I had a 54 hour work week last week, so apologies for the lack of posts. However, here are five things from last week worth noting.
1. I spent two days at a Pediatric End of Life Conference early in the week (Yes, I know. Most people read that sentence and immediately begin to cry and wonder how anyone could do anything that depressing. But pediatric palliative and end of life care is a very real part of my job. It is something I take very seriously and consider to be privilege. I jumped at the opportunity to spend two days hearing from experts in the field. You now have the right to go back to not thinking about such sad things hopefully ever again :) ) I work at a hospital in downtown Richmond (due to my fear of HIPPA I will never utter its name, sort of like Voldemort). And there are incredible food carts all around. My normal lunch "break" is 5 minutes downing a Cliff bar and a jug of diet pepsi in the break room while simultaneously fielding phone calls and call bells from patients. So having a whole 45 minute break at the conference was like a little vacation. It meant I actually had time to get food from a cart and sit down while eating it without giving myself heartburn.

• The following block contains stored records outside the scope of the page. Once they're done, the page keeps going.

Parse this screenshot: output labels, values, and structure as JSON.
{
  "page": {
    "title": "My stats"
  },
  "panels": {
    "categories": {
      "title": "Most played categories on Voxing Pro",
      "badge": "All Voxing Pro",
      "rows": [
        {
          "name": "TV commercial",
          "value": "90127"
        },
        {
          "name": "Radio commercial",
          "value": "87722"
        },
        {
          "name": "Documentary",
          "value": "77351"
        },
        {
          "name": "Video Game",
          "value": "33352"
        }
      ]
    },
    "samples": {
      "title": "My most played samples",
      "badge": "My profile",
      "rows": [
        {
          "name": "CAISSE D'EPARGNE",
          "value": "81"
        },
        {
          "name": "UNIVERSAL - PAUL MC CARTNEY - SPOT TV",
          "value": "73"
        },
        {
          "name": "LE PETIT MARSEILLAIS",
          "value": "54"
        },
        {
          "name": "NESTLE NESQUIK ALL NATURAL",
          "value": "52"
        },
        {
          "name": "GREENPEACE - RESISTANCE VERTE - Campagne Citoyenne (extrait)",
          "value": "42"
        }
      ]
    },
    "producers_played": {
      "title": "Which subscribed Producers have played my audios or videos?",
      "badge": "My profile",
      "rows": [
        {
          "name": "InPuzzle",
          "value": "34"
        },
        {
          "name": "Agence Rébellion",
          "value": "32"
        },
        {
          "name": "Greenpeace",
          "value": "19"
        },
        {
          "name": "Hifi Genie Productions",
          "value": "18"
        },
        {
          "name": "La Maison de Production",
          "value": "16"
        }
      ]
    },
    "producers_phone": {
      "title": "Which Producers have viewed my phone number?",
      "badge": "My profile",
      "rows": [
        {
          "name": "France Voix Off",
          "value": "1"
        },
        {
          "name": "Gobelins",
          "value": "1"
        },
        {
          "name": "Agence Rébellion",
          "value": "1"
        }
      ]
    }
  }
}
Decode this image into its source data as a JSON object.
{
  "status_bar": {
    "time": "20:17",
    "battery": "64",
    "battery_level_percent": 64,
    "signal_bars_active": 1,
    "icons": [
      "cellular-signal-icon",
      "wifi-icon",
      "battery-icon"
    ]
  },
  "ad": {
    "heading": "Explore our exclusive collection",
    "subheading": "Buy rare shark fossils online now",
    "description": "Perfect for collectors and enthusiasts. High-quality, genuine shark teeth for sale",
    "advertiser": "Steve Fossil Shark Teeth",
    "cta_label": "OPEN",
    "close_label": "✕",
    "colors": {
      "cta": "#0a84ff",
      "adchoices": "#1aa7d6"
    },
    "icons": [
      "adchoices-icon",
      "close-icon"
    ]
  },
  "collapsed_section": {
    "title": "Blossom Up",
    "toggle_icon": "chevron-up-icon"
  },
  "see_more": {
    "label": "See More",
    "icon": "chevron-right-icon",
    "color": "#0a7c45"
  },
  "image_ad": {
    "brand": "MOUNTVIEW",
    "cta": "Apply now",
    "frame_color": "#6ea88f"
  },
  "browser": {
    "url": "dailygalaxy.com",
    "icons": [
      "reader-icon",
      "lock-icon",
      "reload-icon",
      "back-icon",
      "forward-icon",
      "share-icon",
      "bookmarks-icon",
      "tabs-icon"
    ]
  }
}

There are a million options with the carts, anything from Mexican to sandwiches to Thai to Carribean. But of course I turned to Christopher' Runaway Gourmet . I am obsessed with their tuna salad and marinated cucumbers. The best part is you always get a big chunk of crunchy french bread with your order. If you're looking for a (literal) out of the box lunch I highly recommend heading downtown the next time the weather is nice and perusing the many carts. It always makes me feel like I live in a much bigger city than Richmond.

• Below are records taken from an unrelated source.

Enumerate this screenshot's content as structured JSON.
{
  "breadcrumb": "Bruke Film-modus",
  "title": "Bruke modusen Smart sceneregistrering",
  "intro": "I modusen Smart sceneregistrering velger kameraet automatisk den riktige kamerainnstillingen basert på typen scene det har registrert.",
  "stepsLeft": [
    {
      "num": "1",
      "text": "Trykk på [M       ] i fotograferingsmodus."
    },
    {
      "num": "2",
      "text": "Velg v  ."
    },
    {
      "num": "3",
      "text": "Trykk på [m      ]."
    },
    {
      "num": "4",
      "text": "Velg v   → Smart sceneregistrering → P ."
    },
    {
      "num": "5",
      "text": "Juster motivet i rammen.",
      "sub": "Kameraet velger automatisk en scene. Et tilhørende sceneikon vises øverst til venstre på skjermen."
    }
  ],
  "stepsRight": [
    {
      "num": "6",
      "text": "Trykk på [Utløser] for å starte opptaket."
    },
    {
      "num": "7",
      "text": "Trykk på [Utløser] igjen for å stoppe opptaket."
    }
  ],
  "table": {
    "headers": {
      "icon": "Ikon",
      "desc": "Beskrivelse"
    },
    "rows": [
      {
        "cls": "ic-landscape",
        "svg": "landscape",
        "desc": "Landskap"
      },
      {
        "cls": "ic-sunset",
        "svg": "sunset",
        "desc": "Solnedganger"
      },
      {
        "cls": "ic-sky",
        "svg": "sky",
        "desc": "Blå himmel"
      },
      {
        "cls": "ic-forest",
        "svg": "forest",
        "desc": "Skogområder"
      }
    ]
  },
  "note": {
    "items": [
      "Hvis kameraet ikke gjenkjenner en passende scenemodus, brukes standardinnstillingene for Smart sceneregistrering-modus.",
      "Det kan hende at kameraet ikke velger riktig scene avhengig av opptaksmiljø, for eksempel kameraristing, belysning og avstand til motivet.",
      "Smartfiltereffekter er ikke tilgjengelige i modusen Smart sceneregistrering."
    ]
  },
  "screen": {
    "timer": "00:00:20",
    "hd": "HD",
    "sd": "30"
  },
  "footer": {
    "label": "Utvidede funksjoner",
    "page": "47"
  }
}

2. It's not always doom and gloom working with kids at a hospital (actually it's very rarely doom and gloom when you work with kids, even the sickest ones). Sometimes my days include complimentary manicures at the nurses' station :)
3. R and I went to Southbound last week. And we absolutely LOVED it.
I have zero food pictures because I was too busy unhinging my jaw. But we had the tostada appetizer which was super delicious. It reminded me of something my mom used to make with us when I was little. We called it Mexican pizza. We got those flat taco shells and then smothered them with refried beans, cheese, salsa, tomatoes, sour cream, cheese, etc, then put them in the oven. This was a fancy version of that more or less with the addition of delicious carnitas. So, SO good. I wanted every appetizer though, especially the Virginia ham plate with buttermilk biscuits! Next time. For my entree I got the local flounder with white beans and broccolini. The flounder was perfectly cooked and so fresh. The white beans were all bacony and salty goodness. And the broccolini was somehow fresh and slightly crunchy while also tasting very drenched in butter. R got the house made fusili with sausage which was also incredible. We both licked our plates. But still managed to have room to walk next door to Gelati Celesti (but really how could you NOT have room for gelati celesti at any time day or night?)
4. We headed up to Wintergreen Saturday to stay with our friends Ross and Laura. So here's the thing. I have been skiing probably 6 or 7 times. All but one of those times have been to Wintergreen. Now granted those ski trips are usually spaced apart by several years, but in all those visits I have never progressed beyond the beginner slope. I like skiing. But I also have a (what I consider) healthy fear present whenever I ski. I mean it's ludicrous when you really think about it. We strap wooden sticks to our feet and then shoot down snow covered mountains on them. It's kind of dumb. I love many kinds of adventure, but have never been an adrenaline junky when it comes to doing things that are speedy or from great heights. However on this occasion I finally made it to the intermediate slopes. I'm glad I did if only for the incredible view of the Blue Ridge that awaits you at the top of the lift (those suckers down on the bunny slope don't get this kind of view! also they probably wouldn't enjoy it because as a skiing beginner you spend most of the time horizontal) Even though these slopes are steeper they are made slightly easier by the fact that unlike on the beginner slope you are not constantly avoiding screaming, out of control people crashing all around you (trust me, I say that as someone who has spent most of my ski trips screaming and crashing). I was also comforted/humiliated by the number of teeny tiny (I mean barely out of toddler years) kids also on the intermediate slopes. And of course they shoot straight down the hills without any poles or presumably any fear whatsoever (in my defense my bones are much more brittle in my old age versus their tiny, pliable ones). I got a system down where I took big wide turns the whole way down and made a pie shape with my skis the entire time (I wish someone had gotten a video, because you probably get the mental image of how professional and awesome I must have appeared).
We both made it through the experience without any fractures (something we high fived over beers at the little food cabin at the bottom of the beginner slope) and had a great time watching college basketball and eating delicious chicken pot pie that night in our friends' condo. Any time I go skiing and don't die I consider it a momentous victory.
5. And finally, because no weekly wrap up would be complete without a George and Sandy picture.
Sandy, miraculously, has yet to attempt fratricide.
I'm a thirty-something mom of two, wife, pediatric RN, and writer with a passion for all the big and little things in life.